The long gap between guest posts is not the failure of my readers to provide them, but my incompetence in putting them up. Without further ado, here’s another one, this time from Steve of the real-life Hitchhiker’s Guide To The Galaxy! (Thanks for keeping my blog alive, guys. You’re all awesome.)
People have perceptions that they like to keep hold of, and these stereotypes can really get you down if you let them. The thing is, don’t let them.
When I was at school, many moons ago now, I wasn’t allowed to do English Literature at GCSE level because I wasn’t doing well at English Language. To this day I still have trouble remembering the difference between a noun and a verb, and I have real trouble with tenses. So, I was told I was doing English Language because I legally had to, but wasn’t going to be entered for English Literature.
Now, to a young teenager who read three or four books a week and had already gone through the entire science fiction section of his own and the neighbouring school libraries, that was a bit of a kicker. But the stereotype was there in the mind of my teacher, because I didn’t know the difference between a noun and a verb, I was obviously rubbish at writing.
It was only a few years after that however that I saw that same teacher in the audience for a play I’d written, and afterwards overheard him in the theatre bar saying how well the writer must have understood the deeper concepts that Shakespeare was trying to get across. The play was a modernisation of Hamlet, and this was before the infamous Romeo & Juliet remake, yes, I’m that old. Had I really understood Hamlet? I don’t think so, I just wrote what I felt was right, and had friends who thought it was worth forming a theatre company and hiring the space to produce it.
The point is though; this teacher couldn’t at the time get over his idea that someone unable to grasp the technicalities of language wouldn’t be able to write. But later on was proved wrong by his own blind admission. If he knew it was me that wrote the play, I doubt he’d even have come along to see it.
More recently there’s been a bit of a furore about pseudonyms, especially around J.K.Rowling. Here is an author who shot to fame and fortune for writing the Harry Potter books. Love them or hate them, regardless of what you think of the stories or the way they were written, they were very popular and were read by a lot of people. When she wrote The Casual Vacancy, that had nothing to do with Harry Potter , it got slated by the critics. Why? Because it was judged against the Harry Potter books.

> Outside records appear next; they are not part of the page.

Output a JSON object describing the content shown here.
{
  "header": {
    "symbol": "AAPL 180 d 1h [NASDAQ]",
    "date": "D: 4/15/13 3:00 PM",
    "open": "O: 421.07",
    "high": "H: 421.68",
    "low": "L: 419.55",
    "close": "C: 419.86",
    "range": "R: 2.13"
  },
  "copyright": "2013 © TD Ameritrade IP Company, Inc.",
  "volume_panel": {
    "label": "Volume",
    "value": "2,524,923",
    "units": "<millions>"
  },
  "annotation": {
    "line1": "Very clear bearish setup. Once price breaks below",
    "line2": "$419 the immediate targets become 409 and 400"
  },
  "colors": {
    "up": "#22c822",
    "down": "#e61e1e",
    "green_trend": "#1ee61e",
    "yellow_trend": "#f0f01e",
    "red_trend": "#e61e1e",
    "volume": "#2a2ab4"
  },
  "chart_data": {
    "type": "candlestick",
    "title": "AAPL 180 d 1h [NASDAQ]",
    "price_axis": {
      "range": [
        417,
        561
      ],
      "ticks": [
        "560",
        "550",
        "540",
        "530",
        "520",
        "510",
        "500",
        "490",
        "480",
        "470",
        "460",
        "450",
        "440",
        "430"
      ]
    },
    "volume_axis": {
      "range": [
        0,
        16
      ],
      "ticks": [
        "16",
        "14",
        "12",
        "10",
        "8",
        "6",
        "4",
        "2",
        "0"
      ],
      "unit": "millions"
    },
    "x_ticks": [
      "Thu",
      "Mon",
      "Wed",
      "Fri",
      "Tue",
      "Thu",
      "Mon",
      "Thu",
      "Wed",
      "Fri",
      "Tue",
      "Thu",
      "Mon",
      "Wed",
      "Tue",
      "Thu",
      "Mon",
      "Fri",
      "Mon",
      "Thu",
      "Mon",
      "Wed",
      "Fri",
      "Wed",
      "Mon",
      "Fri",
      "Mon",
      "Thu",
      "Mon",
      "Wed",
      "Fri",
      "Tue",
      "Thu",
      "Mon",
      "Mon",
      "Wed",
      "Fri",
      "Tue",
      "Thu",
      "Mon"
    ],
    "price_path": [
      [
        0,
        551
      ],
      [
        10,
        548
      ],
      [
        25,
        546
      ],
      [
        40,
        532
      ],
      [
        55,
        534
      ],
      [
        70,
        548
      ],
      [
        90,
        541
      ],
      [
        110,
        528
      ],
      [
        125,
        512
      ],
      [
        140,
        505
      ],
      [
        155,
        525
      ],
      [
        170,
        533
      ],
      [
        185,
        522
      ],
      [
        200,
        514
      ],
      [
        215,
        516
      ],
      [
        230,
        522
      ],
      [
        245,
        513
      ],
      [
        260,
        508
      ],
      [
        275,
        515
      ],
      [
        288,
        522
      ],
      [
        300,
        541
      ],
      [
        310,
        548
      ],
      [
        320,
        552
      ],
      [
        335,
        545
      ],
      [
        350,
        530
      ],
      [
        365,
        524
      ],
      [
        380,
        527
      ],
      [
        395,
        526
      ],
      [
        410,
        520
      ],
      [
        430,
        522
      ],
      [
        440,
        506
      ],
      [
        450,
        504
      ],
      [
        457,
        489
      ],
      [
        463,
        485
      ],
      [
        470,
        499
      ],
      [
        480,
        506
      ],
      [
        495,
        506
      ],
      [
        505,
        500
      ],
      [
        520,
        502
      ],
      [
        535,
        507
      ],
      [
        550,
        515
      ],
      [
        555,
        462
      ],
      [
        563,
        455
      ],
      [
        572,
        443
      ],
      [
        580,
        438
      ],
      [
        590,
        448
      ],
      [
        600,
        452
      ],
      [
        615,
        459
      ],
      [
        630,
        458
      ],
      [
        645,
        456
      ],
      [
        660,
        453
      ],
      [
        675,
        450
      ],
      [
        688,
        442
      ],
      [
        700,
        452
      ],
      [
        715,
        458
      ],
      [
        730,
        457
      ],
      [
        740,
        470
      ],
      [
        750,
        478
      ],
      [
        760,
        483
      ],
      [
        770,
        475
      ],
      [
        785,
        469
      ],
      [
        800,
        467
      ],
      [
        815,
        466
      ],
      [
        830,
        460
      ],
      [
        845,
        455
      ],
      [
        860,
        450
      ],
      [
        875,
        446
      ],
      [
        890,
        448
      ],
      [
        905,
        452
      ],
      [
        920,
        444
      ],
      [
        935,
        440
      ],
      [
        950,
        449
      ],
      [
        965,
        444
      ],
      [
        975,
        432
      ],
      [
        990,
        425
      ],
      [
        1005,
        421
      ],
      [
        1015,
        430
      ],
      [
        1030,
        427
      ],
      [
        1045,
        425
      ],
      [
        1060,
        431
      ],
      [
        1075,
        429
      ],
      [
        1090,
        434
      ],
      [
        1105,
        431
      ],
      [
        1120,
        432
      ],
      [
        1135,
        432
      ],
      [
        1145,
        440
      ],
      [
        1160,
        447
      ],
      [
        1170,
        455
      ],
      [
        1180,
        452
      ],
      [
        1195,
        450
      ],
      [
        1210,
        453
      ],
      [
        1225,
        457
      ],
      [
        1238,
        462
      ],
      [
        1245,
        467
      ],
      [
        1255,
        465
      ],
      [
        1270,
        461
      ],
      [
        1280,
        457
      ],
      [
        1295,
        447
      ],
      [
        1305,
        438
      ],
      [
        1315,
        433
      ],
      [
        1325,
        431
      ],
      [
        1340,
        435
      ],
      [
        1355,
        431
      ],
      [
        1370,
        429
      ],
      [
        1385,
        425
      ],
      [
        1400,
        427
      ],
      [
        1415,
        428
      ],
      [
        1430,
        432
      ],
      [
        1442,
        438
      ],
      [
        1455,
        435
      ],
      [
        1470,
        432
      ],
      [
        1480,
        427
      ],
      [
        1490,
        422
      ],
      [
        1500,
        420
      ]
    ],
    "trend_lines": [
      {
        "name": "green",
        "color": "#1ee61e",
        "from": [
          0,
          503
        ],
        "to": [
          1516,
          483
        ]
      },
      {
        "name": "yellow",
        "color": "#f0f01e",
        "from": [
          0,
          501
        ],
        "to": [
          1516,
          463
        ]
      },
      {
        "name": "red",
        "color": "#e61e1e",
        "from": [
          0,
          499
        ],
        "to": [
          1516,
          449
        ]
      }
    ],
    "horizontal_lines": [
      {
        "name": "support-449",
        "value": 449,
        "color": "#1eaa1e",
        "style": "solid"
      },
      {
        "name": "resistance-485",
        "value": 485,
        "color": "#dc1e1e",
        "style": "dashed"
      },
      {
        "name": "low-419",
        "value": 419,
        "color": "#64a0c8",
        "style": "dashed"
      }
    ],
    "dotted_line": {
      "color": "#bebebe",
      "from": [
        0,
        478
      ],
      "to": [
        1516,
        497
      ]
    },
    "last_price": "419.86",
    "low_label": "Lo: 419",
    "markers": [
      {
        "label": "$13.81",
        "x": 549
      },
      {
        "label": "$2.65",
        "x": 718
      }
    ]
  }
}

Everything she writes from about the third book in the series onwards, once it started getting popular, will be judged against those, and will be found wanting. Simply because it’s not in the same style. So she tried writing under a pseudonym. The book didn’t really sell, but it wasn’t panned either. In fact it wasn’t really reviewed much, but the reviews it did get were favourable, but still it sold less than five hundred copies according to The Bookseller, which for a book being pushed out through a publishing house is quite a small number. (Ed: I have read different stats EVERYWHERE. The point is, 500 or 1000, it’s not a bestseller.) But what it did provide her with though was honest feedback from those who did read it. Because it wasn’t being compared against any of her previous work, it was judged on its own merit.
This is something that is getting harder and harder, your writing being judged on its own merit. In our society where everything is online and connected, it gets harder and harder to produce something that isn’t attached to you as an individual. There’s fewer and fewer websites you can go to and get people to read your work and be honest about it. People who like you will always say nice things, people who don’t like you will always say nasty things, both will say these regardless of whether it’s deserved or not. Only totally unbiased strangers will be honest, and even then you get bias based on perceived stereotypes. Tell someone a story was written by a schoolgirl and they’ll instantly think it’s going to be soppy crud about crushes on boys. Tell someone a novel was written by teenage boy, and they’ll instantly assume it’s full of fights or sport. This is utter rubbish. The problem is though, that’s how the stereotype sits in their minds.
The thing to do is ignore it. There’s several writing based sites out there where you can retain anonymity or ‘pseudonymity’, use them. Don’t let people know anything about you, let your work speak for itself. Let people judge your writing on how it reads, not on who wrote it. And if you like it, what does it matter anyway?
Steve is the Digital Lead at the Hitchhiker’s Guide to the Galaxy (www.h2g2.com) as well as the chairman of Field Researchers Ltd who oversee the day to day running of the site, the author of the forthcoming Endangered Creatures (www.nopandas.com) and can usually be found on Twitter ranting about beer or computers (@pasteyh2g2)
Go forth and be encouraged to write, my readers!
(More guest posts are always appreciated – I have two more to put up, but would appreciate any contributions due to my hands still not being healed.)